The entire benefit of the Roth IRA rests on the belief that the government won't change the tax laws. I for one have zero faith that the government will keep their promises about the Roth. If you want the sure thing, go for a Traditional IRA. This has an immediate tax deduction at exactly the moment when you are in a high tax bracket, along with tax deferred growth. You'll pay taxes when you take money out, but in retirement you'll almost certainly be in a lower tax bracket.
So what do you think? Will the US Government keep it promises? If the tax laws change, will a Roth IRA be worse than a Traditional IRA?
You've probably heard about the technique of Rick Rolling... its basically the web version of the oh-so-mature "made you look" game. You tell people that a link goes to some interesting info, when if fact the link goes to a YouTube video of Rick Astley singing "Never Gonna Give You Up." It's also lead to the trend of live Rick Rolling, in where you trick somebody to look at the lyrics of the song... like what happened during the 2008 Vice Presidential Debates.

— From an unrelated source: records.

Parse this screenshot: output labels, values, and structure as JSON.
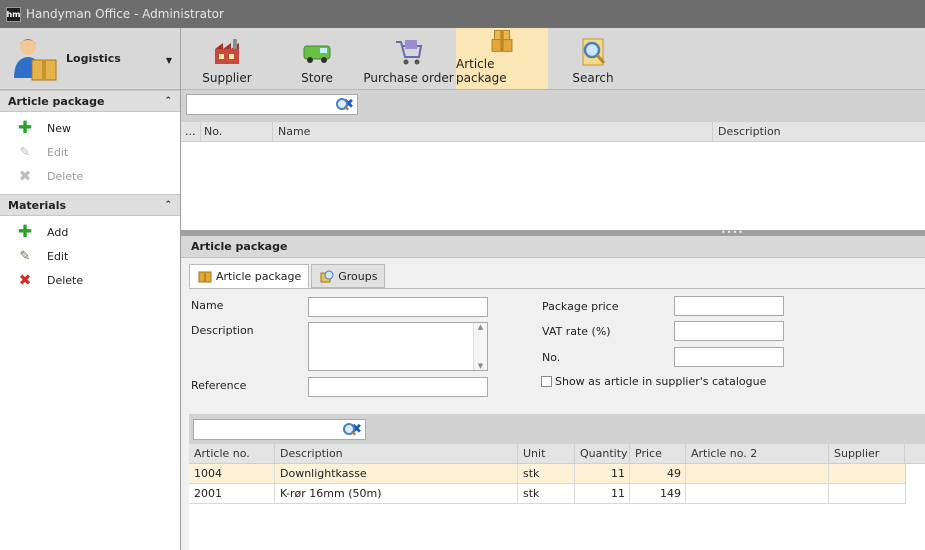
{
  "window": {
    "logo": "hm",
    "title": "Handyman Office - Administrator"
  },
  "sidebar": {
    "role": "Logistics",
    "sections": [
      {
        "title": "Article package",
        "items": [
          {
            "label": "New",
            "icon": "plus-icon",
            "enabled": true
          },
          {
            "label": "Edit",
            "icon": "edit-icon",
            "enabled": false
          },
          {
            "label": "Delete",
            "icon": "delete-icon",
            "enabled": false
          }
        ]
      },
      {
        "title": "Materials",
        "items": [
          {
            "label": "Add",
            "icon": "plus-icon",
            "enabled": true
          },
          {
            "label": "Edit",
            "icon": "edit-icon",
            "enabled": true
          },
          {
            "label": "Delete",
            "icon": "delete-icon",
            "enabled": true
          }
        ]
      }
    ]
  },
  "toolbar": {
    "items": [
      {
        "label": "Supplier",
        "icon": "factory-icon"
      },
      {
        "label": "Store",
        "icon": "van-icon"
      },
      {
        "label": "Purchase order",
        "icon": "shopping-cart-icon"
      },
      {
        "label": "Article package",
        "icon": "package-icon",
        "active": true
      },
      {
        "label": "Search",
        "icon": "search-icon"
      }
    ]
  },
  "upper_grid": {
    "search_value": "",
    "columns": [
      "...",
      "No.",
      "Name",
      "Description"
    ]
  },
  "detail": {
    "title": "Article package",
    "tabs": [
      "Article package",
      "Groups"
    ],
    "form": {
      "name_label": "Name",
      "description_label": "Description",
      "reference_label": "Reference",
      "package_price_label": "Package price",
      "vat_rate_label": "VAT rate (%)",
      "no_label": "No.",
      "show_in_catalogue_label": "Show as article in supplier's catalogue",
      "show_in_catalogue_checked": false,
      "name_value": "",
      "description_value": "",
      "reference_value": "",
      "package_price_value": "",
      "vat_rate_value": "",
      "no_value": ""
    },
    "materials_grid": {
      "search_value": "",
      "columns": [
        "Article no.",
        "Description",
        "Unit",
        "Quantity",
        "Price",
        "Article no. 2",
        "Supplier"
      ],
      "rows": [
        {
          "article_no": "1004",
          "description": "Downlightkasse",
          "unit": "stk",
          "quantity": "11",
          "price": "49",
          "article_no_2": "",
          "supplier": ""
        },
        {
          "article_no": "2001",
          "description": "K-rør 16mm (50m)",
          "unit": "stk",
          "quantity": "11",
          "price": "149",
          "article_no_2": "",
          "supplier": ""
        }
      ]
    }
  },
  "colors": {
    "active_tool": "#fbe6b6",
    "selected_row": "#fdf1d8",
    "titlebar": "#6d6d6d"
  }
}
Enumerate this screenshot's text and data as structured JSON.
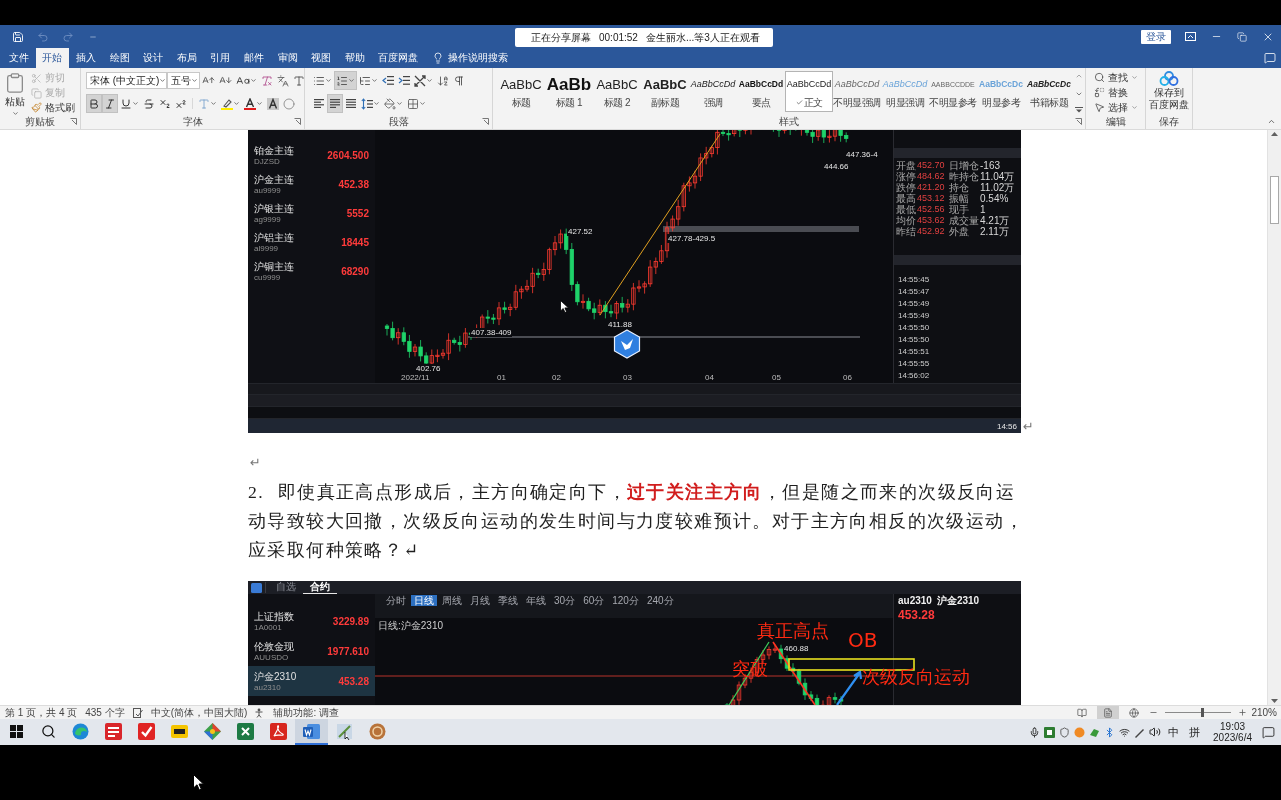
{
  "share_banner": {
    "status": "正在分享屏幕",
    "elapsed": "00:01:52",
    "viewers": "金生丽水...等3人正在观看"
  },
  "title_bar": {
    "sign_in": "登录"
  },
  "ribbon_tabs": [
    {
      "label": "文件",
      "selected": false
    },
    {
      "label": "开始",
      "selected": true
    },
    {
      "label": "插入",
      "selected": false
    },
    {
      "label": "绘图",
      "selected": false
    },
    {
      "label": "设计",
      "selected": false
    },
    {
      "label": "布局",
      "selected": false
    },
    {
      "label": "引用",
      "selected": false
    },
    {
      "label": "邮件",
      "selected": false
    },
    {
      "label": "审阅",
      "selected": false
    },
    {
      "label": "视图",
      "selected": false
    },
    {
      "label": "帮助",
      "selected": false
    },
    {
      "label": "百度网盘",
      "selected": false
    }
  ],
  "tell_me": "操作说明搜索",
  "clipboard": {
    "title": "剪贴板",
    "paste": "粘贴",
    "commands": [
      {
        "kind": "cut",
        "label": "剪切",
        "disabled": true
      },
      {
        "kind": "copy",
        "label": "复制",
        "disabled": true
      },
      {
        "kind": "painter",
        "label": "格式刷",
        "disabled": false
      }
    ]
  },
  "font": {
    "title": "字体",
    "font_name": "宋体 (中文正文)",
    "font_size": "五号",
    "format_buttons": [
      {
        "kind": "bold",
        "on": true
      },
      {
        "kind": "italic",
        "on": true
      },
      {
        "kind": "underline",
        "on": false
      },
      {
        "kind": "strike",
        "on": false
      },
      {
        "kind": "subscript",
        "on": false
      },
      {
        "kind": "superscript",
        "on": false
      }
    ]
  },
  "paragraph": {
    "title": "段落",
    "list_buttons": [
      {
        "kind": "bullets",
        "on": false
      },
      {
        "kind": "numbering",
        "on": true
      },
      {
        "kind": "multilevel",
        "on": false
      }
    ],
    "align_buttons": [
      {
        "kind": "left",
        "on": false
      },
      {
        "kind": "justify",
        "on": true
      },
      {
        "kind": "distributed",
        "on": false
      }
    ]
  },
  "styles": {
    "title": "样式",
    "items": [
      {
        "kind": "title",
        "sample": "AaBbC",
        "name": "标题",
        "selected": false
      },
      {
        "kind": "heading1",
        "sample": "AaBb",
        "name": "标题 1",
        "selected": false
      },
      {
        "kind": "heading2",
        "sample": "AaBbC",
        "name": "标题 2",
        "selected": false
      },
      {
        "kind": "subtitle",
        "sample": "AaBbC",
        "name": "副标题",
        "selected": false
      },
      {
        "kind": "emphasis",
        "sample": "AaBbCcDd",
        "name": "强调",
        "selected": false
      },
      {
        "kind": "strong",
        "sample": "AaBbCcDd",
        "name": "要点",
        "selected": false
      },
      {
        "kind": "normal",
        "sample": "AaBbCcDd",
        "name": "正文",
        "selected": true
      },
      {
        "kind": "subtle_emphasis",
        "sample": "AaBbCcDd",
        "name": "不明显强调",
        "selected": false
      },
      {
        "kind": "intense_emphasis",
        "sample": "AaBbCcDd",
        "name": "明显强调",
        "selected": false
      },
      {
        "kind": "subtle_reference",
        "sample": "AABBCCDDE",
        "name": "不明显参考",
        "selected": false
      },
      {
        "kind": "intense_reference",
        "sample": "AaBbCcDc",
        "name": "明显参考",
        "selected": false
      },
      {
        "kind": "book_title",
        "sample": "AaBbCcDc",
        "name": "书籍标题",
        "selected": false
      }
    ]
  },
  "editing": {
    "title": "编辑",
    "commands": [
      {
        "kind": "find",
        "label": "查找"
      },
      {
        "kind": "replace",
        "label": "替换"
      },
      {
        "kind": "select",
        "label": "选择"
      }
    ]
  },
  "save": {
    "title": "保存",
    "label_lines": [
      "保存到",
      "百度网盘"
    ]
  },
  "document": {
    "figure_1": {
      "watchlist": [
        {
          "name": "铂金主连",
          "code": "DJZSD",
          "price": "2604.500"
        },
        {
          "name": "沪金主连",
          "code": "au9999",
          "price": "452.38"
        },
        {
          "name": "沪银主连",
          "code": "ag9999",
          "price": "5552"
        },
        {
          "name": "沪铝主连",
          "code": "al9999",
          "price": "18445"
        },
        {
          "name": "沪铜主连",
          "code": "cu9999",
          "price": "68290"
        }
      ],
      "price_marks": [
        "427.52",
        "411.88",
        "402.76",
        "407.38-409",
        "427.78-429.5",
        "447.36-4",
        "444.66"
      ],
      "date_axis": [
        "2022/11",
        "01",
        "02",
        "03",
        "04",
        "05",
        "06"
      ],
      "quote_stats": [
        {
          "label": "开盘",
          "value": "452.70",
          "label_2": "日增仓",
          "value_2": "-163"
        },
        {
          "label": "涨停",
          "value": "484.62",
          "label_2": "昨持仓",
          "value_2": "11.04万"
        },
        {
          "label": "跌停",
          "value": "421.20",
          "label_2": "持仓",
          "value_2": "11.02万"
        },
        {
          "label": "最高",
          "value": "453.12",
          "label_2": "振幅",
          "value_2": "0.54%"
        },
        {
          "label": "最低",
          "value": "452.56",
          "label_2": "现手",
          "value_2": "1"
        },
        {
          "label": "均价",
          "value": "453.62",
          "label_2": "成交量",
          "value_2": "4.21万"
        },
        {
          "label": "昨结",
          "value": "452.92",
          "label_2": "外盘",
          "value_2": "2.11万"
        }
      ],
      "tick_times": [
        "14:55:45",
        "14:55:47",
        "14:55:49",
        "14:55:49",
        "14:55:50",
        "14:55:50",
        "14:55:51",
        "14:55:55",
        "14:56:02"
      ],
      "clock": "14:56"
    },
    "figure_1_mark": "↵",
    "blank_mark": "↵",
    "question": "2. 即使真正高点形成后，主方向确定向下，**过于关注主方向**，但是随之而来的次级反向运动导致较大回撤，次级反向运动的发生时间与力度较难预计。对于主方向相反的次级运动，应采取何种策略？↵",
    "figure_2": {
      "nav_tabs": [
        {
          "label": "自选",
          "selected": false
        },
        {
          "label": "合约",
          "selected": true
        }
      ],
      "period_tabs": [
        {
          "label": "分时",
          "selected": false
        },
        {
          "label": "日线",
          "selected": true
        },
        {
          "label": "周线",
          "selected": false
        },
        {
          "label": "月线",
          "selected": false
        },
        {
          "label": "季线",
          "selected": false
        },
        {
          "label": "年线",
          "selected": false
        },
        {
          "label": "30分",
          "selected": false
        },
        {
          "label": "60分",
          "selected": false
        },
        {
          "label": "120分",
          "selected": false
        },
        {
          "label": "240分",
          "selected": false
        }
      ],
      "watchlist": [
        {
          "name": "上证指数",
          "code": "1A0001",
          "price": "3229.89",
          "selected": false
        },
        {
          "name": "伦敦金现",
          "code": "AUUSDO",
          "price": "1977.610",
          "selected": false
        },
        {
          "name": "沪金2310",
          "code": "au2310",
          "price": "453.28",
          "selected": true
        }
      ],
      "chart_title": "日线:沪金2310",
      "peak_mark": "460.88",
      "annotations": [
        "真正高点",
        "OB",
        "突破",
        "次级反向运动"
      ],
      "symbol_code": "au2310",
      "symbol_name": "沪金2310",
      "last_price": "453.28"
    }
  },
  "status_bar": {
    "page": "第 1 页，共 4 页",
    "words": "435 个字",
    "language": "中文(简体，中国大陆)",
    "accessibility": "辅助功能: 调查",
    "views": [
      {
        "kind": "read",
        "selected": false
      },
      {
        "kind": "print",
        "selected": true
      },
      {
        "kind": "web",
        "selected": false
      }
    ],
    "zoom": {
      "level": 0.55,
      "reading": "210%"
    }
  },
  "taskbar": {
    "apps": [
      {
        "kind": "browser",
        "active": false
      },
      {
        "kind": "quotes",
        "active": false
      },
      {
        "kind": "check",
        "active": false
      },
      {
        "kind": "tile",
        "active": false
      },
      {
        "kind": "diamond",
        "active": false
      },
      {
        "kind": "sheet",
        "active": false
      },
      {
        "kind": "pdf",
        "active": false
      },
      {
        "kind": "word",
        "active": true
      },
      {
        "kind": "tool",
        "active": false
      },
      {
        "kind": "round",
        "active": false
      }
    ],
    "ime": "中",
    "ime_mode": "拼",
    "time": "19:03",
    "date": "2023/6/4"
  }
}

Well, now people are so suspicious of YouTube links, they won't click on them anymore. So the answer is to raise the bar a little. My technique is to use open redirects from legitimate websites to hide links to YouTube!
For example... see the link below to Yelp.com? Where do you think it goes? Cut and paste it into a browser URL to see where it actually goes:

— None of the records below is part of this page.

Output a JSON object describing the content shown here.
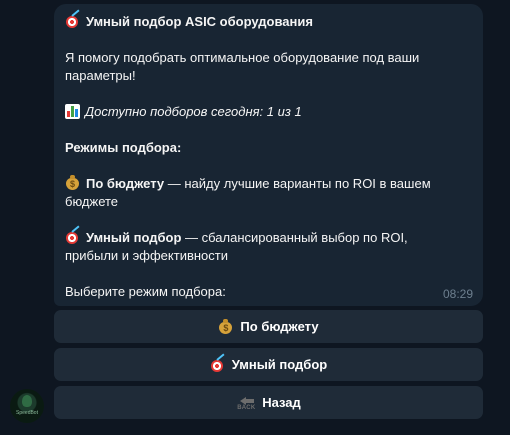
{
  "message": {
    "title": "Умный подбор ASIC оборудования",
    "intro": "Я помогу подобрать оптимальное оборудование под ваши",
    "intro2": "параметры!",
    "available": "Доступно подборов сегодня: 1 из 1",
    "modes_header": "Режимы подбора:",
    "mode1_name": "По бюджету",
    "mode1_desc": " — найду лучшие варианты по ROI в вашем",
    "mode1_desc2": "бюджете",
    "mode2_name": "Умный подбор",
    "mode2_desc": " — сбалансированный выбор по ROI,",
    "mode2_desc2": "прибыли и эффективности",
    "prompt": "Выберите режим подбора:",
    "time": "08:29"
  },
  "keyboard": {
    "budget_label": "По бюджету",
    "smart_label": "Умный подбор",
    "back_label": "Назад"
  },
  "icons": {
    "title": "dart-icon",
    "available": "bar-chart-icon",
    "budget": "money-bag-icon",
    "smart": "dart-icon",
    "back": "back-arrow-icon"
  },
  "colors": {
    "background": "#0e1621",
    "bubble": "#182533",
    "button": "#1f2b38",
    "time": "#6d7f8f"
  },
  "avatar": {
    "label": "SpeedBot"
  },
  "back_icon_label": "BACK"
}
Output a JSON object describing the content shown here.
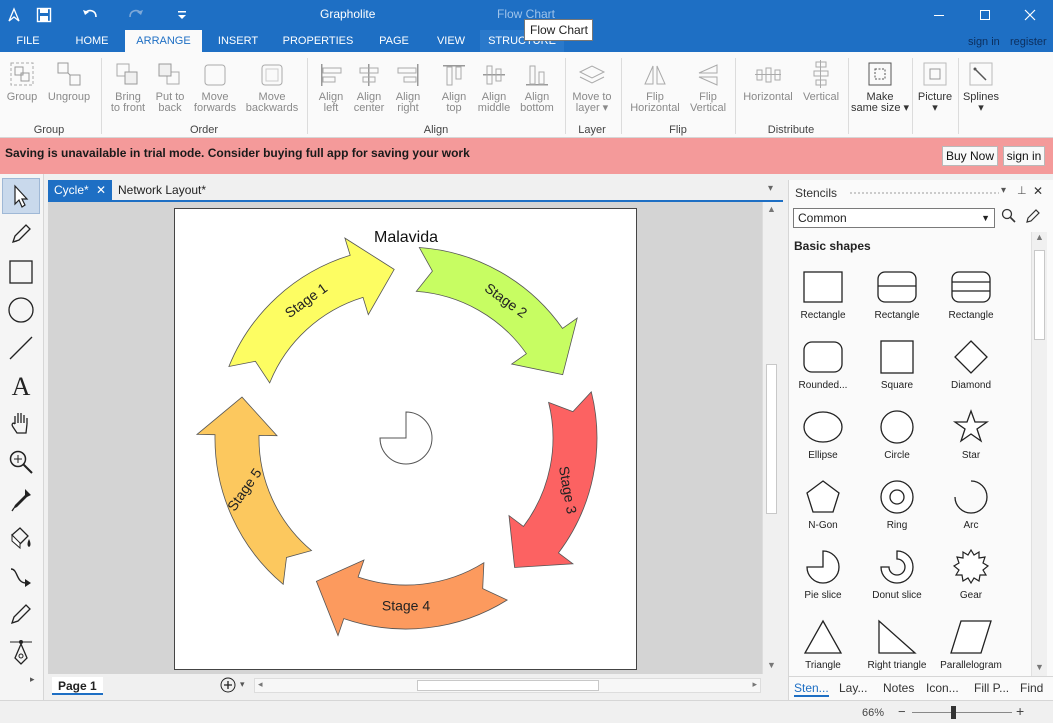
{
  "app": {
    "title": "Grapholite",
    "context_title": "Flow Chart",
    "tooltip": "Flow Chart"
  },
  "window_icons": [
    "minimize-icon",
    "maximize-icon",
    "close-icon"
  ],
  "ribbon_tabs": [
    {
      "label": "FILE",
      "active": false
    },
    {
      "label": "HOME",
      "active": false
    },
    {
      "label": "ARRANGE",
      "active": true
    },
    {
      "label": "INSERT",
      "active": false
    },
    {
      "label": "PROPERTIES",
      "active": false
    },
    {
      "label": "PAGE",
      "active": false
    },
    {
      "label": "VIEW",
      "active": false
    },
    {
      "label": "STRUCTURE",
      "active": false
    }
  ],
  "account": {
    "sign_in": "sign in",
    "register": "register"
  },
  "ribbon": {
    "groups": {
      "group": "Group",
      "order": "Order",
      "align": "Align",
      "layer": "Layer",
      "flip": "Flip",
      "distribute": "Distribute"
    },
    "buttons": {
      "group": [
        "Group"
      ],
      "ungroup": [
        "Ungroup"
      ],
      "bring_front": [
        "Bring",
        "to front"
      ],
      "put_back": [
        "Put to",
        "back"
      ],
      "move_forwards": [
        "Move",
        "forwards"
      ],
      "move_backwards": [
        "Move",
        "backwards"
      ],
      "align_left": [
        "Align",
        "left"
      ],
      "align_center": [
        "Align",
        "center"
      ],
      "align_right": [
        "Align",
        "right"
      ],
      "align_top": [
        "Align",
        "top"
      ],
      "align_middle": [
        "Align",
        "middle"
      ],
      "align_bottom": [
        "Align",
        "bottom"
      ],
      "move_layer": [
        "Move to",
        "layer ▾"
      ],
      "flip_h": [
        "Flip",
        "Horizontal"
      ],
      "flip_v": [
        "Flip",
        "Vertical"
      ],
      "dist_h": [
        "Horizontal"
      ],
      "dist_v": [
        "Vertical"
      ],
      "same_size": [
        "Make",
        "same size ▾"
      ],
      "picture": [
        "Picture",
        "▾"
      ],
      "splines": [
        "Splines",
        "▾"
      ]
    }
  },
  "trial": {
    "message": "Saving is unavailable in trial mode. Consider buying full app for saving your work",
    "buy": "Buy Now",
    "sign_in": "sign in"
  },
  "tools": [
    "pointer-icon",
    "pen-icon",
    "rectangle-tool-icon",
    "ellipse-tool-icon",
    "line-tool-icon",
    "text-tool-icon",
    "hand-icon",
    "zoom-icon",
    "eyedropper-icon",
    "paint-bucket-icon",
    "connector-icon",
    "pencil-icon",
    "spline-tool-icon"
  ],
  "documents": [
    {
      "label": "Cycle*",
      "active": true
    },
    {
      "label": "Network Layout*",
      "active": false
    }
  ],
  "diagram": {
    "title": "Malavida",
    "stages": [
      {
        "label": "Stage 1",
        "color": "#fdfd62"
      },
      {
        "label": "Stage 2",
        "color": "#c7fd62"
      },
      {
        "label": "Stage 3",
        "color": "#fc6262"
      },
      {
        "label": "Stage 4",
        "color": "#fc9a5e"
      },
      {
        "label": "Stage 5",
        "color": "#fcc85e"
      }
    ]
  },
  "page_tab": "Page 1",
  "stencils": {
    "title": "Stencils",
    "category": "Common",
    "section": "Basic shapes",
    "shapes": [
      "Rectangle",
      "Rectangle",
      "Rectangle",
      "Rounded...",
      "Square",
      "Diamond",
      "Ellipse",
      "Circle",
      "Star",
      "N-Gon",
      "Ring",
      "Arc",
      "Pie slice",
      "Donut slice",
      "Gear",
      "Triangle",
      "Right triangle",
      "Parallelogram"
    ],
    "tabs": [
      "Sten...",
      "Lay...",
      "Notes",
      "Icon...",
      "Fill P...",
      "Find"
    ]
  },
  "status": {
    "zoom": "66%"
  },
  "colors": {
    "accent": "#1e6fc4",
    "trial_bar": "#f49a9a"
  }
}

It looks like a link to Yelp.com, which is a restaurant review site... but with a little URL magic, you can force Yelp to annoy people. Naturally, once Yelp catches wind of this, they will shut down the open redirect pretty fast, so you have to keep looking for more. The technique is pretty simple:
- Find a large/important site that links frequently to small/unimportant sites... such sites usually have open redirects.

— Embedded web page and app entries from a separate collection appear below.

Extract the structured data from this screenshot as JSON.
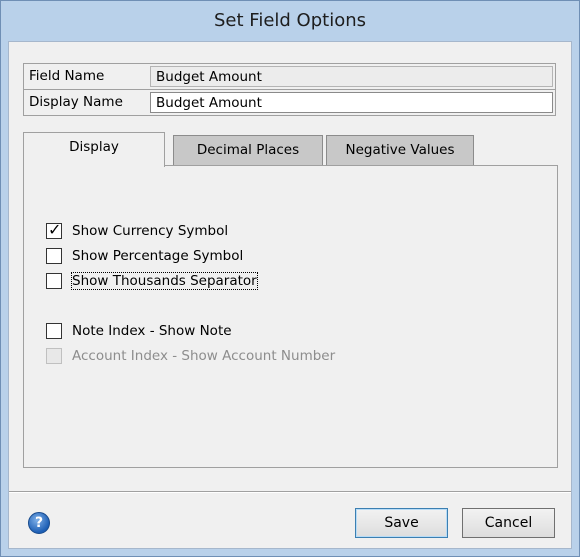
{
  "window": {
    "title": "Set Field Options"
  },
  "fields": {
    "field_name_label": "Field Name",
    "field_name_value": "Budget Amount",
    "display_name_label": "Display Name",
    "display_name_value": "Budget Amount"
  },
  "tabs": [
    {
      "label": "Display",
      "active": true
    },
    {
      "label": "Decimal Places",
      "active": false
    },
    {
      "label": "Negative Values",
      "active": false
    }
  ],
  "options": [
    {
      "label": "Show Currency Symbol",
      "checked": true,
      "enabled": true
    },
    {
      "label": "Show Percentage Symbol",
      "checked": false,
      "enabled": true
    },
    {
      "label": "Show Thousands Separator",
      "checked": false,
      "enabled": true,
      "focused": true
    },
    {
      "label": "Note Index - Show Note",
      "checked": false,
      "enabled": true
    },
    {
      "label": "Account Index - Show Account Number",
      "checked": false,
      "enabled": false
    }
  ],
  "buttons": {
    "save": "Save",
    "cancel": "Cancel",
    "help_icon": "help-icon"
  }
}
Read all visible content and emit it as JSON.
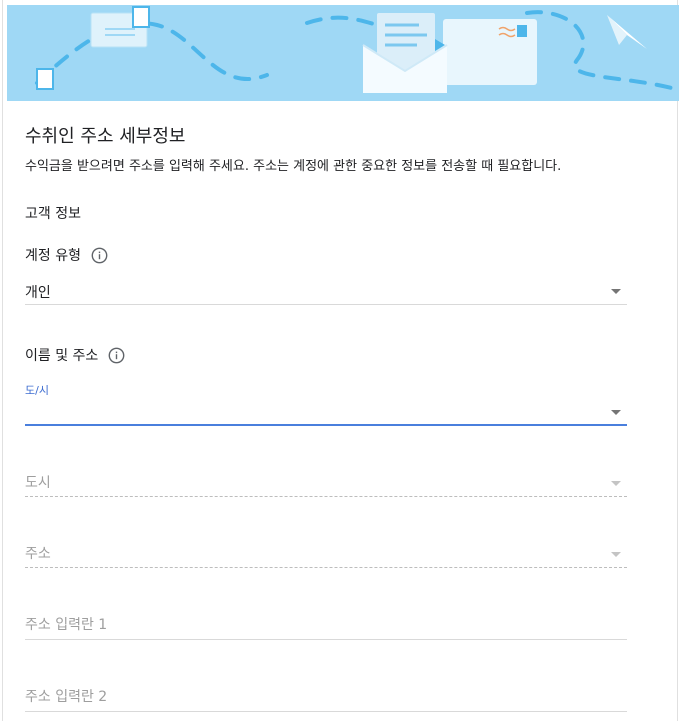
{
  "page": {
    "title": "수취인 주소 세부정보",
    "description": "수익금을 받으려면 주소를 입력해 주세요. 주소는 계정에 관한 중요한 정보를 전송할 때 필요합니다.",
    "section_customer": "고객 정보"
  },
  "account_type": {
    "label": "계정 유형",
    "value": "개인"
  },
  "name_address": {
    "label": "이름 및 주소"
  },
  "fields": {
    "province": {
      "floating_label": "도/시",
      "value": ""
    },
    "city": {
      "placeholder": "도시"
    },
    "address": {
      "placeholder": "주소"
    },
    "address_line1": {
      "placeholder": "주소 입력란 1"
    },
    "address_line2": {
      "placeholder": "주소 입력란 2"
    }
  },
  "icons": {
    "info": "info-icon",
    "dropdown": "caret-down-icon",
    "banner": "envelope-illustration"
  },
  "colors": {
    "banner_bg": "#9fd8f5",
    "focus_accent": "#4a7fdd",
    "floating_label": "#3f6ed1"
  }
}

- Poke around and see if you can spot any URLs that look like they might be redirects... the URLs might have parameters like url=http://example.com, redirect=example.com, or something similar.
- Copy one of these redirect URLs into your address bar
- In the site URL, replace the redirect URL parameter with a Rick Rolling URL -- such as http://www.youtube.com/watch?v=Yu_moia-oVI -- and see if the site redirects to YouTube.
- For advanced Rick-Rolling, you might want to disguise the link to YouTube by URL encoding it. Use the form below to obfuscate a URL parameter:
You may now Rick-Roll with impunity...
Why do these open redirects exist? Simple: to prevent SPAM blogs. This problem was big on Amazon.com, because at first they allowed people to submit links in comments. However, that meant that folks could link back to SPAM sites from Amazon.com. This is bad enough, but when Google noticed that Amazon linked to a site, its page rank and "relevance" would increase... meaning those awful SPAM sites would have a higher rank in Google search results. There were many proposals to combat this problem... but the only one that completely solves it is to do a redirect from Amazon.com itself.
This does help the battle against SPAM, but unless you do it right its a major security hole... people would see a link that goes to Amazon.com, then click on it, but then get hijacked to an evil site. The URLs look completely legit, and they bypass most SPAM/SCAM filters. These are particularly useful for people who use the phishing technique to steal bank account numbers, credit card numbers, and the like. Back in 2006 I found these security holes on Google, Amazon, MSN, and AOL. I alerted them all to the bug; some of them fixed it... however more sites every day make this same error. I'm hoping that broadcasting this technique to Rick Rollers might do some good... that way, Rick Rollers will find these security holes on new sites before hackers, cracker, and phishers do.
Basically, I'm betting that the annoying outnumber the evil... Let's hope I'm right...